Problem statement = Emit the data below verbatim, stripping out any pictures.

Provided records =
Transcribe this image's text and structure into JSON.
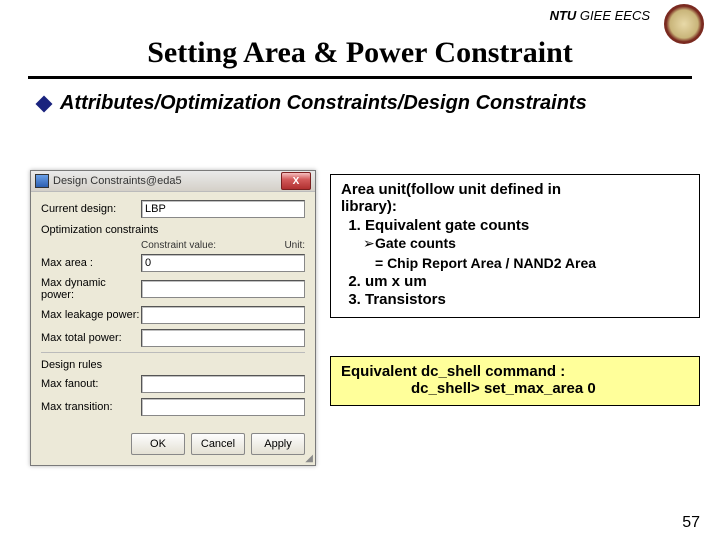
{
  "header": {
    "ntu": "NTU",
    "dept": "GIEE EECS"
  },
  "title": "Setting Area & Power Constraint",
  "menu_path": "Attributes/Optimization Constraints/Design Constraints",
  "dialog": {
    "title": "Design Constraints@eda5",
    "current_design_label": "Current design:",
    "current_design_value": "LBP",
    "group_opt": "Optimization constraints",
    "col_value": "Constraint value:",
    "col_unit": "Unit:",
    "rows_opt": {
      "max_area": "Max area :",
      "max_area_value": "0",
      "max_dyn": "Max dynamic power:",
      "max_leak": "Max leakage power:",
      "max_total": "Max total power:"
    },
    "group_rules": "Design rules",
    "rows_rules": {
      "max_fanout": "Max fanout:",
      "max_transition": "Max transition:"
    },
    "buttons": {
      "ok": "OK",
      "cancel": "Cancel",
      "apply": "Apply"
    }
  },
  "info1": {
    "heading_a": "Area unit(follow unit defined in",
    "heading_b": "library):",
    "item1": "Equivalent gate counts",
    "sub1": "Gate counts",
    "sub1_eq": "= Chip Report Area / NAND2 Area",
    "item2": "um x um",
    "item3": "Transistors"
  },
  "info2": {
    "line1": "Equivalent dc_shell command :",
    "line2": "dc_shell> set_max_area 0"
  },
  "page": "57"
}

Result of this exercise =
Transcribe this image's text and structure into JSON.
{
  "header": {
    "ntu": "NTU",
    "dept": "GIEE EECS"
  },
  "title": "Setting Area & Power Constraint",
  "menu_path": "Attributes/Optimization Constraints/Design Constraints",
  "dialog": {
    "title": "Design Constraints@eda5",
    "current_design_label": "Current design:",
    "current_design_value": "LBP",
    "group_opt": "Optimization constraints",
    "col_value": "Constraint value:",
    "col_unit": "Unit:",
    "rows_opt": {
      "max_area": "Max area :",
      "max_area_value": "0",
      "max_dyn": "Max dynamic power:",
      "max_leak": "Max leakage power:",
      "max_total": "Max total power:"
    },
    "group_rules": "Design rules",
    "rows_rules": {
      "max_fanout": "Max fanout:",
      "max_transition": "Max transition:"
    },
    "buttons": {
      "ok": "OK",
      "cancel": "Cancel",
      "apply": "Apply"
    }
  },
  "info1": {
    "heading_a": "Area unit(follow unit defined in",
    "heading_b": "library):",
    "item1": "Equivalent gate counts",
    "sub1": "Gate counts",
    "sub1_eq": "= Chip Report Area / NAND2 Area",
    "item2": "um x um",
    "item3": "Transistors"
  },
  "info2": {
    "line1": "Equivalent dc_shell command :",
    "line2": "dc_shell> set_max_area 0"
  },
  "page": "57"
}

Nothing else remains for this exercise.